Every region has seen property values increase over the last year, from London's 18.7% uplift to a 2.6% annual rise in Northern Ireland.
The new ONS figures also highlighted the fact that while prices are racing ahead in some areas of the South, other areas of the UK still have a way to climb before prices reach their previous highs. The report said that if London and the South East were removed from the findings, average UK house prices would stand at just £199,000.
Property values have jumped by 10.4% across England over the last year to reach £271,000 on average, marking the strongest annual increase seen in English prices since 2010. England remains the only UK nation where prices are now higher than their pre-crisis peak in 2008.
The house price index for London is now sitting 31.6% above the pre-financial crisis peak reached for the English capital in 2008.
Across the English regions, the North East has the lowest average house price at £152,000, although prices there have seen a significant 6.8% increase over the last year.
An annual increase of 3.3% was recorded in Wales, taking average values to £166,000, while in Scotland prices have jumped by 4.8% over the last year to reach £187,000 typically. In Northern Ireland, values have edged up to reach around £132,000.
Property values across England are now 8% higher than their pre-crisis peak, while in Northern Ireland they are still 49.6% below their previous peak.
In Scotland and Wales, prices are 4.7% and 3.5% below the 2008 peaks for these countries respectively.
Campbell Robb, chief executive of charity Shelter, said the latest figures are evidence that "house prices are spinning further out of control".
He continued: "Worryingly, as house prices continue to rise, some will be tempted to overstretch themselves in a frantic bid to get on the property ladder.
"But with interest rates currently at historic lows, it's a real concern that many might find themselves struggling to make ends meet in the future.
"Thousands of people are working hard and saving, now Government must meet them halfway by building the genuinely affordable homes they desperately need."
Toughened mortgage lending rules came into force at the end of April and some studies have shown a slight slowdown in activity since lenders started having to ask mortgage applicants more questions about their spending habits under the Mortgage Market Review (MMR) clampdown.

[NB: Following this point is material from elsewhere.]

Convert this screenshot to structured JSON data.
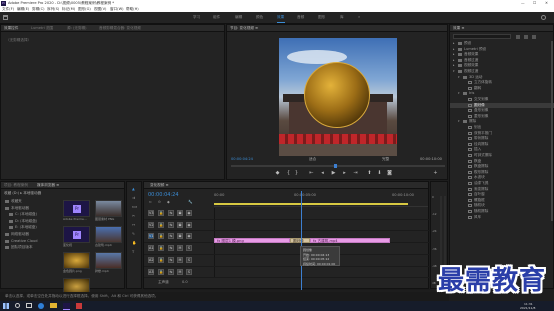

Analysts have said it is unclear at the moment whether this slowdown is just a temporary impact as lenders adjust to the new rules, or part of a longer-term trend.

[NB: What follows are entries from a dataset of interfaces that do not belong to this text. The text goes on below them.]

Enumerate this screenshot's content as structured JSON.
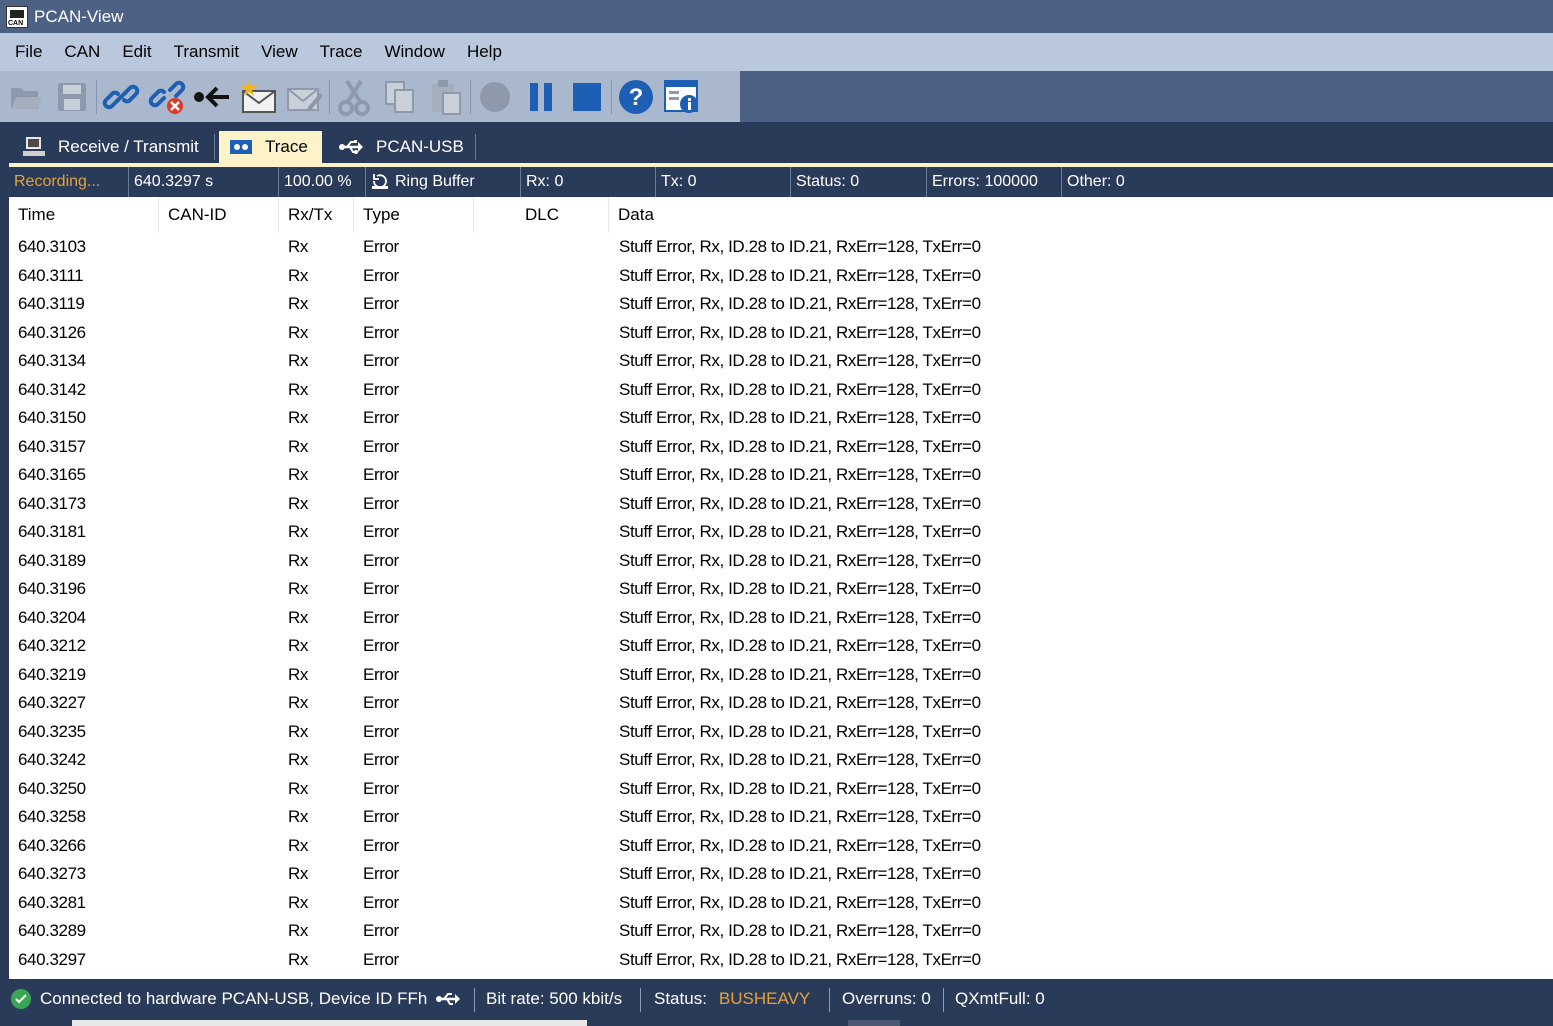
{
  "window": {
    "title": "PCAN-View"
  },
  "menu": [
    "File",
    "CAN",
    "Edit",
    "Transmit",
    "View",
    "Trace",
    "Window",
    "Help"
  ],
  "toolbar": [
    "open-file-icon",
    "save-icon",
    "connect-icon",
    "disconnect-icon",
    "reset-icon",
    "new-message-icon",
    "edit-message-icon",
    "cut-icon",
    "copy-icon",
    "paste-icon",
    "record-icon",
    "pause-icon",
    "stop-icon",
    "help-icon",
    "info-icon"
  ],
  "tabs": [
    {
      "label": "Receive / Transmit",
      "icon": "monitor-icon"
    },
    {
      "label": "Trace",
      "icon": "tape-icon",
      "active": true
    },
    {
      "label": "PCAN-USB",
      "icon": "usb-icon"
    }
  ],
  "stats": {
    "recording": "Recording...",
    "time": "640.3297 s",
    "buffer_percent": "100.00 %",
    "buffer_mode": "Ring Buffer",
    "rx": "Rx: 0",
    "tx": "Tx: 0",
    "status": "Status: 0",
    "errors": "Errors: 100000",
    "other": "Other: 0"
  },
  "columns": [
    "Time",
    "CAN-ID",
    "Rx/Tx",
    "Type",
    "DLC",
    "Data"
  ],
  "rows": [
    {
      "time": "640.3103",
      "can_id": "",
      "dir": "Rx",
      "type": "Error",
      "dlc": "",
      "data": "Stuff Error, Rx, ID.28 to ID.21, RxErr=128, TxErr=0"
    },
    {
      "time": "640.3111",
      "can_id": "",
      "dir": "Rx",
      "type": "Error",
      "dlc": "",
      "data": "Stuff Error, Rx, ID.28 to ID.21, RxErr=128, TxErr=0"
    },
    {
      "time": "640.3119",
      "can_id": "",
      "dir": "Rx",
      "type": "Error",
      "dlc": "",
      "data": "Stuff Error, Rx, ID.28 to ID.21, RxErr=128, TxErr=0"
    },
    {
      "time": "640.3126",
      "can_id": "",
      "dir": "Rx",
      "type": "Error",
      "dlc": "",
      "data": "Stuff Error, Rx, ID.28 to ID.21, RxErr=128, TxErr=0"
    },
    {
      "time": "640.3134",
      "can_id": "",
      "dir": "Rx",
      "type": "Error",
      "dlc": "",
      "data": "Stuff Error, Rx, ID.28 to ID.21, RxErr=128, TxErr=0"
    },
    {
      "time": "640.3142",
      "can_id": "",
      "dir": "Rx",
      "type": "Error",
      "dlc": "",
      "data": "Stuff Error, Rx, ID.28 to ID.21, RxErr=128, TxErr=0"
    },
    {
      "time": "640.3150",
      "can_id": "",
      "dir": "Rx",
      "type": "Error",
      "dlc": "",
      "data": "Stuff Error, Rx, ID.28 to ID.21, RxErr=128, TxErr=0"
    },
    {
      "time": "640.3157",
      "can_id": "",
      "dir": "Rx",
      "type": "Error",
      "dlc": "",
      "data": "Stuff Error, Rx, ID.28 to ID.21, RxErr=128, TxErr=0"
    },
    {
      "time": "640.3165",
      "can_id": "",
      "dir": "Rx",
      "type": "Error",
      "dlc": "",
      "data": "Stuff Error, Rx, ID.28 to ID.21, RxErr=128, TxErr=0"
    },
    {
      "time": "640.3173",
      "can_id": "",
      "dir": "Rx",
      "type": "Error",
      "dlc": "",
      "data": "Stuff Error, Rx, ID.28 to ID.21, RxErr=128, TxErr=0"
    },
    {
      "time": "640.3181",
      "can_id": "",
      "dir": "Rx",
      "type": "Error",
      "dlc": "",
      "data": "Stuff Error, Rx, ID.28 to ID.21, RxErr=128, TxErr=0"
    },
    {
      "time": "640.3189",
      "can_id": "",
      "dir": "Rx",
      "type": "Error",
      "dlc": "",
      "data": "Stuff Error, Rx, ID.28 to ID.21, RxErr=128, TxErr=0"
    },
    {
      "time": "640.3196",
      "can_id": "",
      "dir": "Rx",
      "type": "Error",
      "dlc": "",
      "data": "Stuff Error, Rx, ID.28 to ID.21, RxErr=128, TxErr=0"
    },
    {
      "time": "640.3204",
      "can_id": "",
      "dir": "Rx",
      "type": "Error",
      "dlc": "",
      "data": "Stuff Error, Rx, ID.28 to ID.21, RxErr=128, TxErr=0"
    },
    {
      "time": "640.3212",
      "can_id": "",
      "dir": "Rx",
      "type": "Error",
      "dlc": "",
      "data": "Stuff Error, Rx, ID.28 to ID.21, RxErr=128, TxErr=0"
    },
    {
      "time": "640.3219",
      "can_id": "",
      "dir": "Rx",
      "type": "Error",
      "dlc": "",
      "data": "Stuff Error, Rx, ID.28 to ID.21, RxErr=128, TxErr=0"
    },
    {
      "time": "640.3227",
      "can_id": "",
      "dir": "Rx",
      "type": "Error",
      "dlc": "",
      "data": "Stuff Error, Rx, ID.28 to ID.21, RxErr=128, TxErr=0"
    },
    {
      "time": "640.3235",
      "can_id": "",
      "dir": "Rx",
      "type": "Error",
      "dlc": "",
      "data": "Stuff Error, Rx, ID.28 to ID.21, RxErr=128, TxErr=0"
    },
    {
      "time": "640.3242",
      "can_id": "",
      "dir": "Rx",
      "type": "Error",
      "dlc": "",
      "data": "Stuff Error, Rx, ID.28 to ID.21, RxErr=128, TxErr=0"
    },
    {
      "time": "640.3250",
      "can_id": "",
      "dir": "Rx",
      "type": "Error",
      "dlc": "",
      "data": "Stuff Error, Rx, ID.28 to ID.21, RxErr=128, TxErr=0"
    },
    {
      "time": "640.3258",
      "can_id": "",
      "dir": "Rx",
      "type": "Error",
      "dlc": "",
      "data": "Stuff Error, Rx, ID.28 to ID.21, RxErr=128, TxErr=0"
    },
    {
      "time": "640.3266",
      "can_id": "",
      "dir": "Rx",
      "type": "Error",
      "dlc": "",
      "data": "Stuff Error, Rx, ID.28 to ID.21, RxErr=128, TxErr=0"
    },
    {
      "time": "640.3273",
      "can_id": "",
      "dir": "Rx",
      "type": "Error",
      "dlc": "",
      "data": "Stuff Error, Rx, ID.28 to ID.21, RxErr=128, TxErr=0"
    },
    {
      "time": "640.3281",
      "can_id": "",
      "dir": "Rx",
      "type": "Error",
      "dlc": "",
      "data": "Stuff Error, Rx, ID.28 to ID.21, RxErr=128, TxErr=0"
    },
    {
      "time": "640.3289",
      "can_id": "",
      "dir": "Rx",
      "type": "Error",
      "dlc": "",
      "data": "Stuff Error, Rx, ID.28 to ID.21, RxErr=128, TxErr=0"
    },
    {
      "time": "640.3297",
      "can_id": "",
      "dir": "Rx",
      "type": "Error",
      "dlc": "",
      "data": "Stuff Error, Rx, ID.28 to ID.21, RxErr=128, TxErr=0"
    }
  ],
  "statusbar": {
    "connection": "Connected to hardware PCAN-USB, Device ID FFh",
    "bitrate": "Bit rate: 500 kbit/s",
    "status_label": "Status:",
    "status_value": "BUSHEAVY",
    "overruns": "Overruns: 0",
    "qxmtfull": "QXmtFull: 0"
  },
  "colors": {
    "accent_status": "#e5a23a",
    "recording": "#e5a23a",
    "dark_panel": "#2a3b5a",
    "title_bar": "#4d6184",
    "active_tab": "#fdf3c8",
    "connected_ok": "#3aa655"
  }
}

Howard Archer, chief European and UK economist for IHS Global Insight, said: "House prices still look more likely than not to see solid increases over the coming month, although there will probably be some easing back from recent peak levels.
"Buyer interest is still relatively elevated, and it is likely to continue to be supported by substantially improved consumer confidence, markedly rising employment, and extended low mortgage interest rates. It is also currently being supported by the Help to Buy initiatives...
"Meanwhile, limited supply of houses is likely to remain a significant factor pushing up prices in many areas."
Housing Minister Kris Hopkins said: "Mortgage lending and loan-to-value ratios on new lending remain below historic averages - in fact, relative to earnings, median house prices across England are around the same level as in 2005.
"But we're determined to get Britain building and help people who work hard and want to get on the property ladder to do so, which is why we've introduced Help to Buy, which helps people buy a home with a fraction of the deposit they would normally require.
"Over the past year over 27,000 people have become home-owners through this scheme - about 4% of all mortgage completions.
"Leading developers are building more as a direct result of the scheme, with housebuilding now at its highest level since 2007 - but we want to go further.
"That's why we're introducing new measures that will help unlock development on enough unused, previously developed brownfield land for up to 200,000 permissions for new homes by 2020."